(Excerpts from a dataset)
◆ ◆ ◆ ◆

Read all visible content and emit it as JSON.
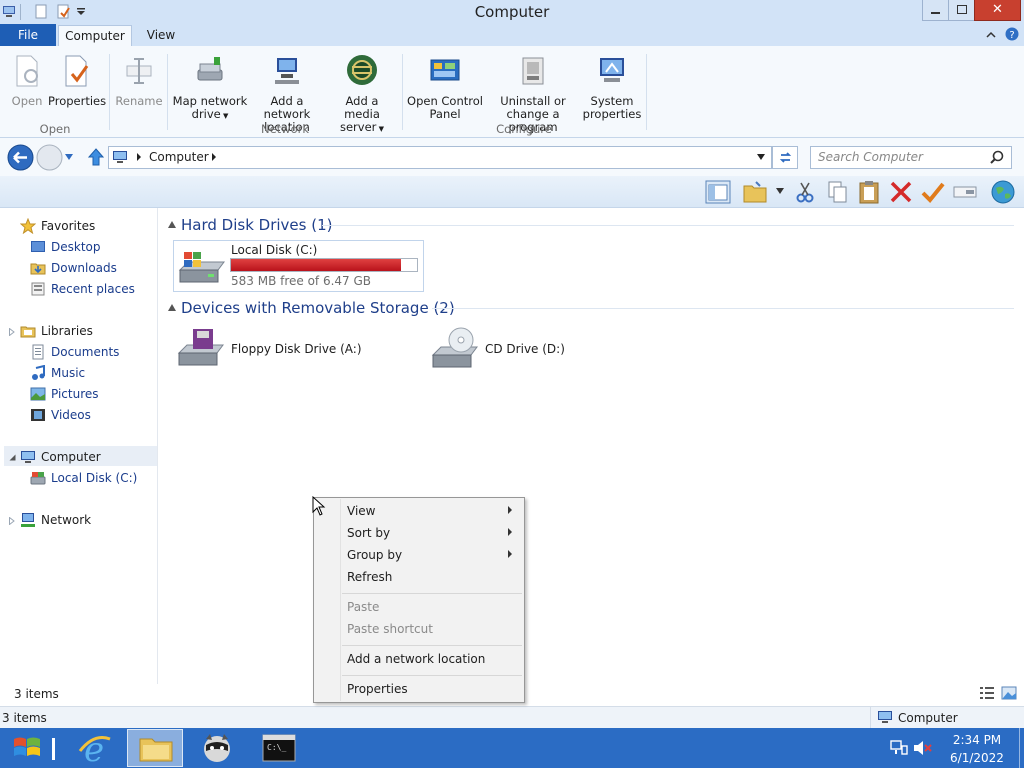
{
  "window": {
    "title": "Computer"
  },
  "ribbon": {
    "tabs": {
      "file": "File",
      "computer": "Computer",
      "view": "View"
    },
    "buttons": {
      "open": "Open",
      "properties": "Properties",
      "rename": "Rename",
      "map_network_drive_1": "Map network",
      "map_network_drive_2": "drive",
      "add_network_location_1": "Add a network",
      "add_network_location_2": "location",
      "add_media_server_1": "Add a media",
      "add_media_server_2": "server",
      "open_control_panel_1": "Open Control",
      "open_control_panel_2": "Panel",
      "uninstall_1": "Uninstall or",
      "uninstall_2": "change a program",
      "system_properties_1": "System",
      "system_properties_2": "properties"
    },
    "groups": {
      "open": "Open",
      "network": "Network",
      "configure": "Configure"
    }
  },
  "address": {
    "path": "Computer",
    "search_placeholder": "Search Computer"
  },
  "nav": {
    "favorites": "Favorites",
    "desktop": "Desktop",
    "downloads": "Downloads",
    "recent_places": "Recent places",
    "libraries": "Libraries",
    "documents": "Documents",
    "music": "Music",
    "pictures": "Pictures",
    "videos": "Videos",
    "computer": "Computer",
    "local_disk": "Local Disk (C:)",
    "network": "Network"
  },
  "content": {
    "hard_disk_header": "Hard Disk Drives (1)",
    "removable_header": "Devices with Removable Storage (2)",
    "drive_c": {
      "name": "Local Disk (C:)",
      "free_text": "583 MB free of 6.47 GB",
      "used_fraction": 0.912
    },
    "floppy": "Floppy Disk Drive (A:)",
    "cd": "CD Drive (D:)"
  },
  "context_menu": {
    "view": "View",
    "sort_by": "Sort by",
    "group_by": "Group by",
    "refresh": "Refresh",
    "paste": "Paste",
    "paste_shortcut": "Paste shortcut",
    "add_network_location": "Add a network location",
    "properties": "Properties"
  },
  "status": {
    "items_inner": "3 items",
    "items_bottom": "3 items",
    "location": "Computer"
  },
  "taskbar": {
    "time": "2:34 PM",
    "date": "6/1/2022"
  },
  "colors": {
    "accent": "#1e5eb5",
    "taskbar": "#2b6cc4",
    "drive_bar": "#c8101c",
    "close": "#c8402f"
  }
}
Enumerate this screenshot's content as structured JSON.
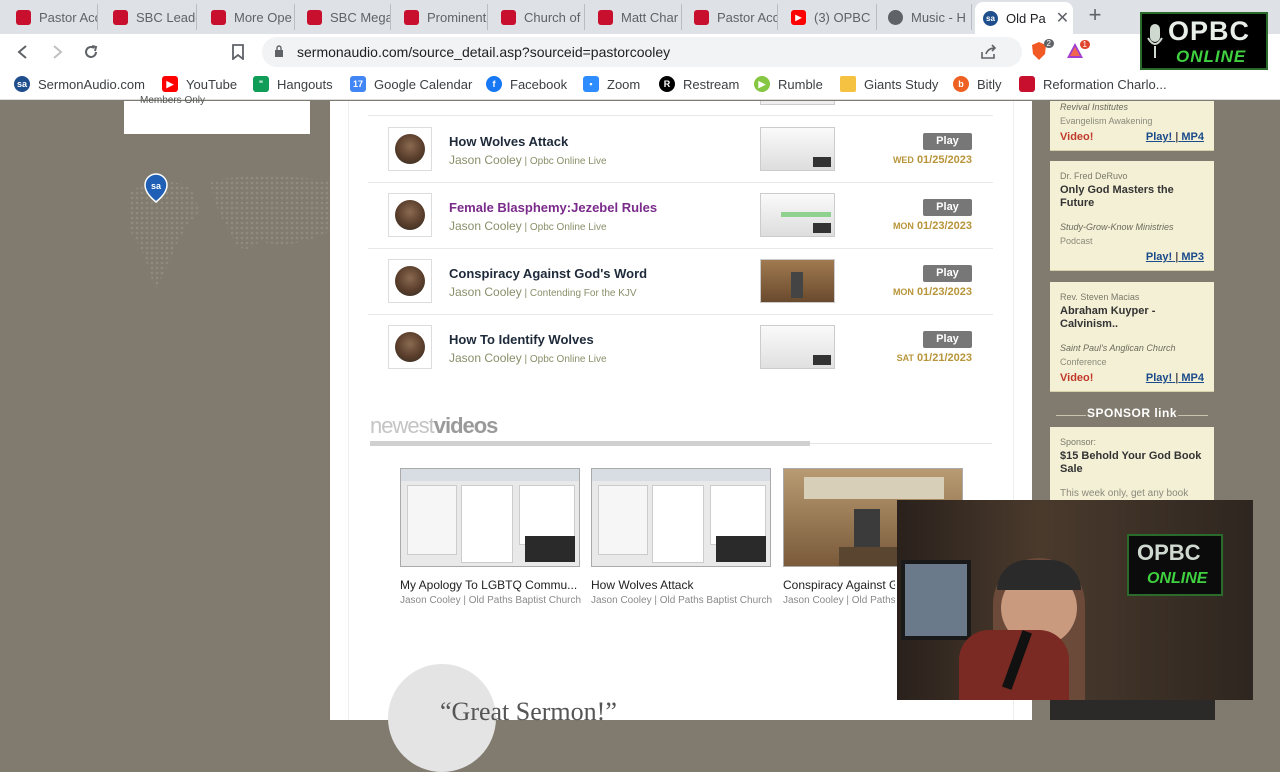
{
  "browser": {
    "tabs": [
      {
        "label": "Pastor Acc",
        "favicon": "sa-icon"
      },
      {
        "label": "SBC Leade",
        "favicon": "sa-icon"
      },
      {
        "label": "More Ope",
        "favicon": "sa-icon"
      },
      {
        "label": "SBC Mega",
        "favicon": "sa-icon"
      },
      {
        "label": "Prominent",
        "favicon": "sa-icon"
      },
      {
        "label": "Church of",
        "favicon": "sa-icon"
      },
      {
        "label": "Matt Char",
        "favicon": "sa-icon"
      },
      {
        "label": "Pastor Acc",
        "favicon": "sa-icon"
      },
      {
        "label": "(3) OPBC",
        "favicon": "youtube-icon"
      },
      {
        "label": "Music - H",
        "favicon": "globe-icon"
      },
      {
        "label": "Old Pa",
        "favicon": "sa-icon"
      }
    ],
    "url": "sermonaudio.com/source_detail.asp?sourceid=pastorcooley",
    "brave_badge": "2",
    "rewards_badge": "1",
    "bookmarks": [
      {
        "label": "SermonAudio.com",
        "icon": "sa"
      },
      {
        "label": "YouTube",
        "icon": "yt"
      },
      {
        "label": "Hangouts",
        "icon": "hangouts"
      },
      {
        "label": "Google Calendar",
        "icon": "cal",
        "icon_text": "17"
      },
      {
        "label": "Facebook",
        "icon": "fb"
      },
      {
        "label": "Zoom",
        "icon": "zoom"
      },
      {
        "label": "Restream",
        "icon": "restream"
      },
      {
        "label": "Rumble",
        "icon": "rumble"
      },
      {
        "label": "Giants Study",
        "icon": "folder"
      },
      {
        "label": "Bitly",
        "icon": "bitly"
      },
      {
        "label": "Reformation Charlo...",
        "icon": "sa"
      }
    ]
  },
  "left_panel": {
    "clipped_text": "Members Only",
    "map_pin_text": "sa"
  },
  "sermons": [
    {
      "title": "How Wolves Attack",
      "author": "Jason Cooley",
      "series": "Opbc Online Live",
      "day": "WED",
      "date": "01/25/2023",
      "play": "Play",
      "visited": false
    },
    {
      "title": "Female Blasphemy:Jezebel Rules",
      "author": "Jason Cooley",
      "series": "Opbc Online Live",
      "day": "MON",
      "date": "01/23/2023",
      "play": "Play",
      "visited": true
    },
    {
      "title": "Conspiracy Against God's Word",
      "author": "Jason Cooley",
      "series": "Contending For the KJV",
      "day": "MON",
      "date": "01/23/2023",
      "play": "Play",
      "visited": false
    },
    {
      "title": "How To Identify Wolves",
      "author": "Jason Cooley",
      "series": "Opbc Online Live",
      "day": "SAT",
      "date": "01/21/2023",
      "play": "Play",
      "visited": false
    }
  ],
  "newest_videos": {
    "heading_light": "newest",
    "heading_bold": "videos",
    "items": [
      {
        "title": "My Apology To LGBTQ Commu...",
        "sub": "Jason Cooley | Old Paths Baptist Church"
      },
      {
        "title": "How Wolves Attack",
        "sub": "Jason Cooley | Old Paths Baptist Church"
      },
      {
        "title": "Conspiracy Against G",
        "sub": "Jason Cooley | Old Paths B"
      }
    ]
  },
  "quote": "“Great Sermon!”",
  "sidebar": {
    "cards": [
      {
        "speaker": "",
        "title": "",
        "org": "Revival Institutes",
        "kind": "Evangelism Awakening",
        "video": "Video!",
        "play": "Play!",
        "fmt": "MP4"
      },
      {
        "speaker": "Dr. Fred DeRuvo",
        "title": "Only God Masters the Future",
        "org": "Study-Grow-Know Ministries",
        "kind": "Podcast",
        "video": "",
        "play": "Play!",
        "fmt": "MP3"
      },
      {
        "speaker": "Rev. Steven Macias",
        "title": "Abraham Kuyper - Calvinism..",
        "org": "Saint Paul's Anglican Church",
        "kind": "Conference",
        "video": "Video!",
        "play": "Play!",
        "fmt": "MP4"
      }
    ],
    "sponsor_heading": "SPONSOR link",
    "sponsor": {
      "label": "Sponsor:",
      "title": "$15 Behold Your God Book Sale",
      "text": "This week only, get any book"
    }
  },
  "overlay_logo": {
    "line1": "OPBC",
    "line2": "ONLINE"
  },
  "webcam_logo": {
    "line1": "OPBC",
    "line2": "ONLINE"
  },
  "colors": {
    "accent_gold": "#b8953a",
    "visited_link": "#7a2a8a",
    "play_button": "#777777",
    "page_bg": "#807b6e"
  }
}
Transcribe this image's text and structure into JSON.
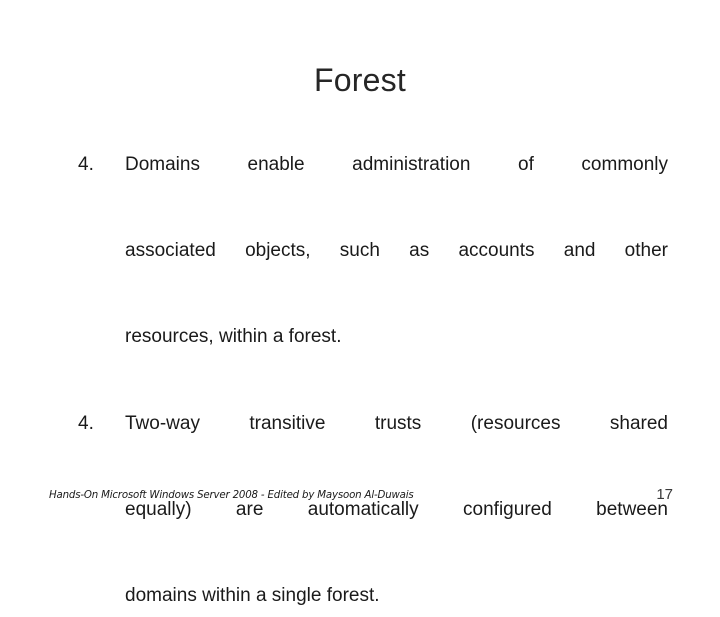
{
  "slide": {
    "title": "Forest",
    "background_color": "#ffffff",
    "text_color": "#1a1a1a"
  },
  "body": {
    "items": [
      {
        "marker": "4.",
        "lines": [
          "Domains enable administration of commonly",
          "associated objects, such as accounts and other",
          "resources, within a forest."
        ],
        "text": "Domains enable administration of commonly associated objects, such as accounts and other resources, within a forest."
      },
      {
        "marker": "4.",
        "lines": [
          "Two-way transitive trusts (resources shared",
          "equally) are automatically configured between",
          "domains within a single forest."
        ],
        "text": "Two-way transitive trusts (resources shared equally) are automatically configured between domains within a single forest."
      }
    ]
  },
  "footer": {
    "credit": "Hands-On Microsoft Windows Server 2008 - Edited by Maysoon Al-Duwais",
    "page_number": "17"
  }
}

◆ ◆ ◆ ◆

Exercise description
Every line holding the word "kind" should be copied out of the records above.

Problem solution
        "kind": "Evangelism Awakening",
        "kind": "Podcast",
        "kind": "Conference",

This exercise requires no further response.